■ **DATA PROVIDED**:
══════

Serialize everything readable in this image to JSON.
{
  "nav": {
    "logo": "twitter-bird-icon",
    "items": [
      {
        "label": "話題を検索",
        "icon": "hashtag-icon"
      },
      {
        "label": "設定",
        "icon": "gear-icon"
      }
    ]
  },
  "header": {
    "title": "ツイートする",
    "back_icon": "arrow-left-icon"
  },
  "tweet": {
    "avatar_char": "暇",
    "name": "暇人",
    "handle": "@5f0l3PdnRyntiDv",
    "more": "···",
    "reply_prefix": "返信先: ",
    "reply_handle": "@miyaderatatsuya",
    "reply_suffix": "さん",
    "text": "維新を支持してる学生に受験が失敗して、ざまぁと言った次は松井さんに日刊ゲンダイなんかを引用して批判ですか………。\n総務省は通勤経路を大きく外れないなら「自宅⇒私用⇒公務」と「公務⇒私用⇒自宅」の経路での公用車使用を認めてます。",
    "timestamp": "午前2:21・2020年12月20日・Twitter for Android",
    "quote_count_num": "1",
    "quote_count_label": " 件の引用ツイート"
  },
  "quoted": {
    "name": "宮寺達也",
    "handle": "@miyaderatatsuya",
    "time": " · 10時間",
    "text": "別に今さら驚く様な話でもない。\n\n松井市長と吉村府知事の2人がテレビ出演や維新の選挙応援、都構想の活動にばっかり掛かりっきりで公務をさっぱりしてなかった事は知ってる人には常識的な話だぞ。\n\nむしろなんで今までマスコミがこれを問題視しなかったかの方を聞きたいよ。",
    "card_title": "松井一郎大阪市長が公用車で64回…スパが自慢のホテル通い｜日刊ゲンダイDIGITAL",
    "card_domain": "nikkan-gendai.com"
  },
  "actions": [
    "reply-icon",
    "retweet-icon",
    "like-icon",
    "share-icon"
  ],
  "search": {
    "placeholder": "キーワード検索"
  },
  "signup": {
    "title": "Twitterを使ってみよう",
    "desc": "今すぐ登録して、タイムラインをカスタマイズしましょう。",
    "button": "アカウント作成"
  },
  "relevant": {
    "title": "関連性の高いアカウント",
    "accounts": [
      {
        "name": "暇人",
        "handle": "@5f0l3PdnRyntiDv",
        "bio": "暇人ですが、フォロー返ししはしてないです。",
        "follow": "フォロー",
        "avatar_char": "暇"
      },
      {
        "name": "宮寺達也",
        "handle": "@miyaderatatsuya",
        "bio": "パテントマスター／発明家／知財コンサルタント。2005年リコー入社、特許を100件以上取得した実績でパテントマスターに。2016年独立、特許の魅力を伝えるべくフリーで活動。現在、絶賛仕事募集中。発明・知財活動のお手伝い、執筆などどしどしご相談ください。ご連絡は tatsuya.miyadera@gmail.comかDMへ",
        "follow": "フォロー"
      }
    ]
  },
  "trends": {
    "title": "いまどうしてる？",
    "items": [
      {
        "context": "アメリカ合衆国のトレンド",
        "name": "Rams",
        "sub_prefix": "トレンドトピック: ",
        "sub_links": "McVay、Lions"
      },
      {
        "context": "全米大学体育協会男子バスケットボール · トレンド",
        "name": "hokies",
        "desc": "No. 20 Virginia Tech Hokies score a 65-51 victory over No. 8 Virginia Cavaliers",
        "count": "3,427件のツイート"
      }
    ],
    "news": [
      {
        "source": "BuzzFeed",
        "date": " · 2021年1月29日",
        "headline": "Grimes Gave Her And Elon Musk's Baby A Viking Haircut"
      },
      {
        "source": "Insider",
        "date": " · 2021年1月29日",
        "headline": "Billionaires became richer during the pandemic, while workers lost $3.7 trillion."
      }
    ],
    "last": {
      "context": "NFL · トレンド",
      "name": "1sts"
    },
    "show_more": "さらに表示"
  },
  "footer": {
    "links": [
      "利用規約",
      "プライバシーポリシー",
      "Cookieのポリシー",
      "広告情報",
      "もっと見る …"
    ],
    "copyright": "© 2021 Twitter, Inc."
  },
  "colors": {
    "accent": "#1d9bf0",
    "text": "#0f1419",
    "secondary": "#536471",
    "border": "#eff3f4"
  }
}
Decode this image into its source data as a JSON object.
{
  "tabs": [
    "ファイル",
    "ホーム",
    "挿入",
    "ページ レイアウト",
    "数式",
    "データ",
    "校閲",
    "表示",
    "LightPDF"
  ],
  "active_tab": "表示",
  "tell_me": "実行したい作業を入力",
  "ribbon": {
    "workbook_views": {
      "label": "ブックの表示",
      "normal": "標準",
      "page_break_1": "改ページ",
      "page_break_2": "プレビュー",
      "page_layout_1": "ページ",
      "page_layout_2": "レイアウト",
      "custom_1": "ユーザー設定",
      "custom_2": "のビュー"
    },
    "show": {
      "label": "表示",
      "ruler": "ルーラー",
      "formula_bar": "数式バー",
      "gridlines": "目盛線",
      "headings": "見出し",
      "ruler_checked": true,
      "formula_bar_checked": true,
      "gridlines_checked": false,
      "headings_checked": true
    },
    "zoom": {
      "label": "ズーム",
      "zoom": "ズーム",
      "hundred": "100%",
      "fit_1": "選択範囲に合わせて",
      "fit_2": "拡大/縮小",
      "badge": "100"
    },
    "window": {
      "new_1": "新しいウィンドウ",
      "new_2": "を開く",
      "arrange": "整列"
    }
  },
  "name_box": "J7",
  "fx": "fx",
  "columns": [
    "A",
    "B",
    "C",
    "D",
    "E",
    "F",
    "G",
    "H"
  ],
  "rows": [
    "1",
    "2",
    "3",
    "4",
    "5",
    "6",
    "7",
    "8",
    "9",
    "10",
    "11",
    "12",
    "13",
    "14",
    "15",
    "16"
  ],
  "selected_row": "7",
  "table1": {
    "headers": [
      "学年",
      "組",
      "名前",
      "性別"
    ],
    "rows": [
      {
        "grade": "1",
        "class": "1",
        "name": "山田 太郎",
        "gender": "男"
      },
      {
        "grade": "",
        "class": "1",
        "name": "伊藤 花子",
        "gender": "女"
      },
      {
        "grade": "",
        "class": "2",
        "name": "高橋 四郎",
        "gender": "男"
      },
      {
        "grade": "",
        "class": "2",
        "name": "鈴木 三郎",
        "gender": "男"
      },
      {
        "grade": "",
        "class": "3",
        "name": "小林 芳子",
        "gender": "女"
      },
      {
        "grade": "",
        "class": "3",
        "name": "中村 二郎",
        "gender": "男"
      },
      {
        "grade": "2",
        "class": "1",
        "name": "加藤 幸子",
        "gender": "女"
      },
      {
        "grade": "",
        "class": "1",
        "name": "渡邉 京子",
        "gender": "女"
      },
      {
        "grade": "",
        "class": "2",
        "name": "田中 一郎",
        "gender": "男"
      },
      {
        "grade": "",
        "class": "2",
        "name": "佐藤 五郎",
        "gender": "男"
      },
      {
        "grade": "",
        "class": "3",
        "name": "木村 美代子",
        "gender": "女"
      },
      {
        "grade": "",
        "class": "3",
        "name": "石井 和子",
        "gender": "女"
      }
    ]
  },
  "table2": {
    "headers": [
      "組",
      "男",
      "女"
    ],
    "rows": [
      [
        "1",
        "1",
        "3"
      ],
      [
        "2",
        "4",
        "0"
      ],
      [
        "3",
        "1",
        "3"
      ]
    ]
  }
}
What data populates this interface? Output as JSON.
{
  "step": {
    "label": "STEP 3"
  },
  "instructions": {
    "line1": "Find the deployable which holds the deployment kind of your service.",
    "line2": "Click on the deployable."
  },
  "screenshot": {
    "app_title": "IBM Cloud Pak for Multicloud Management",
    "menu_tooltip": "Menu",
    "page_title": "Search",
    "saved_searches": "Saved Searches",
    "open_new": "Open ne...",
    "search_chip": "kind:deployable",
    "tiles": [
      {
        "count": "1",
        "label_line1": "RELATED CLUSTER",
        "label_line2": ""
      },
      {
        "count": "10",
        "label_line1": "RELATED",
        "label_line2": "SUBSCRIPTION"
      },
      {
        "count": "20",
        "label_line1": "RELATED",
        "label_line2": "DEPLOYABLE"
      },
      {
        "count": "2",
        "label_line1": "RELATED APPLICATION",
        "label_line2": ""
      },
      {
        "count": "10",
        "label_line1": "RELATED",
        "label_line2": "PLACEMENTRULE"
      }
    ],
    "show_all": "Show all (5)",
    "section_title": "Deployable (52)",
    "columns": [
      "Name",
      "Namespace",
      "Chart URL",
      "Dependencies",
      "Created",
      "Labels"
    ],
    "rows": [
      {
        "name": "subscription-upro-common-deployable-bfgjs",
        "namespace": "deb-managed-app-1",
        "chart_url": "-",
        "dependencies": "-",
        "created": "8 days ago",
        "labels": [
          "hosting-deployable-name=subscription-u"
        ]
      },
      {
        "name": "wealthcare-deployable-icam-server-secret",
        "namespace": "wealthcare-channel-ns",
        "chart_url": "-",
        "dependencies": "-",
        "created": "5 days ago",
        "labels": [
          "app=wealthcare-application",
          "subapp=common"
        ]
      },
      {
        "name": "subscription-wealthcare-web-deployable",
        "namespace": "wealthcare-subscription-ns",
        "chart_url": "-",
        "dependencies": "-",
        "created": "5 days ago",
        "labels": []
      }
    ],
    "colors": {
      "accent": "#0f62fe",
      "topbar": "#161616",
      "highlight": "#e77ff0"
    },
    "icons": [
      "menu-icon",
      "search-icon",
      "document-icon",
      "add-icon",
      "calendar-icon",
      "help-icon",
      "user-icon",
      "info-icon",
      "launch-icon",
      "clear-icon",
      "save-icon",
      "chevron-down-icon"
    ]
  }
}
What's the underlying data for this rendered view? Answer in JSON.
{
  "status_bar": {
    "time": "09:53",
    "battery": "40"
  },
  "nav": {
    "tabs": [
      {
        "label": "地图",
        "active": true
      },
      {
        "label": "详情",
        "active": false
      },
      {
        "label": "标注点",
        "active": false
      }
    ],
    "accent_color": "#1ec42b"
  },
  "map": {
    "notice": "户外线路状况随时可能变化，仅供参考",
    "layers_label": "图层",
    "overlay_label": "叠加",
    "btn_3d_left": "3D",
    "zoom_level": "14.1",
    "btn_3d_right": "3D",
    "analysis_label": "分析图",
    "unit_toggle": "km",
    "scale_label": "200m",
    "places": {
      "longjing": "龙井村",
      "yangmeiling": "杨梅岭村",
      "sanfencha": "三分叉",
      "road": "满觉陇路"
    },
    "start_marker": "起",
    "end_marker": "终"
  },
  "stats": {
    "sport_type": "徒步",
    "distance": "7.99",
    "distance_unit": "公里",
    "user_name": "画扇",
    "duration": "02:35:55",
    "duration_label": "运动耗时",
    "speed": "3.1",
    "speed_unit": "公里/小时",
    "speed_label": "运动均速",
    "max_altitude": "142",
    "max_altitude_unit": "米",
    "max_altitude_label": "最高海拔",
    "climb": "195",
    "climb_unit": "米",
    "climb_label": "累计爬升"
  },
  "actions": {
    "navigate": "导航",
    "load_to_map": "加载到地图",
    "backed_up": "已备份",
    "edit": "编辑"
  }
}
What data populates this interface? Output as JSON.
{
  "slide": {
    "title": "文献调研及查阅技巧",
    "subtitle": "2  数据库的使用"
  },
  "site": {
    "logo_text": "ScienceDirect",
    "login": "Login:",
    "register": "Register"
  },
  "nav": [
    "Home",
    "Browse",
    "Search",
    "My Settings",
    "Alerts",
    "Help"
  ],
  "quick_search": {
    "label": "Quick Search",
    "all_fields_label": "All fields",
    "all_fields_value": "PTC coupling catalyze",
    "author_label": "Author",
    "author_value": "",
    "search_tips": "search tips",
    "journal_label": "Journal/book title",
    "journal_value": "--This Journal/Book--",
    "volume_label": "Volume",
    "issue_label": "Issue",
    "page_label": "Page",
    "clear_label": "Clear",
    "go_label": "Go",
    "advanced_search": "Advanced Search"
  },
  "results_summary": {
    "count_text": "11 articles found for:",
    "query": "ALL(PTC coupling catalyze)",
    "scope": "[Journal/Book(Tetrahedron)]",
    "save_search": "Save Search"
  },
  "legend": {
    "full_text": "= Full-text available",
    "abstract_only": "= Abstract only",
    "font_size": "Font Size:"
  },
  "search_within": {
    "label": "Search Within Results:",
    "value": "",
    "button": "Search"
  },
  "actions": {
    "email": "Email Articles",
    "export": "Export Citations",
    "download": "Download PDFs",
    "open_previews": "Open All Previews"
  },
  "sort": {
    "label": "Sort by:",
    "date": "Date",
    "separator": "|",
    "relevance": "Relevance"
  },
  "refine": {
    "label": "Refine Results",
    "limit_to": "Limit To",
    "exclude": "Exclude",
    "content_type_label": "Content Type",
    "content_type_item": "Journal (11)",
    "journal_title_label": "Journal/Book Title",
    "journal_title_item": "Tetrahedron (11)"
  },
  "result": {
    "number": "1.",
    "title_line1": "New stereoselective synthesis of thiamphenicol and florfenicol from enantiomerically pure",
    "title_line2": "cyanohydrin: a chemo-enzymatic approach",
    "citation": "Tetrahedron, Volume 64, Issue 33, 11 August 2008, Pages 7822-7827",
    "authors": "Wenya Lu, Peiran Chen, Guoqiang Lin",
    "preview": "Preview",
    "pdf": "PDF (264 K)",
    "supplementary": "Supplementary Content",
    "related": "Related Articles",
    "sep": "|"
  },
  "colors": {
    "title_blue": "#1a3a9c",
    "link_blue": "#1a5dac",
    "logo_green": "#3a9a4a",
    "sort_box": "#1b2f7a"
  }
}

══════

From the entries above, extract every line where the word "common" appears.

        "name": "subscription-upro-common-deployable-bfgjs",
          "subapp=common"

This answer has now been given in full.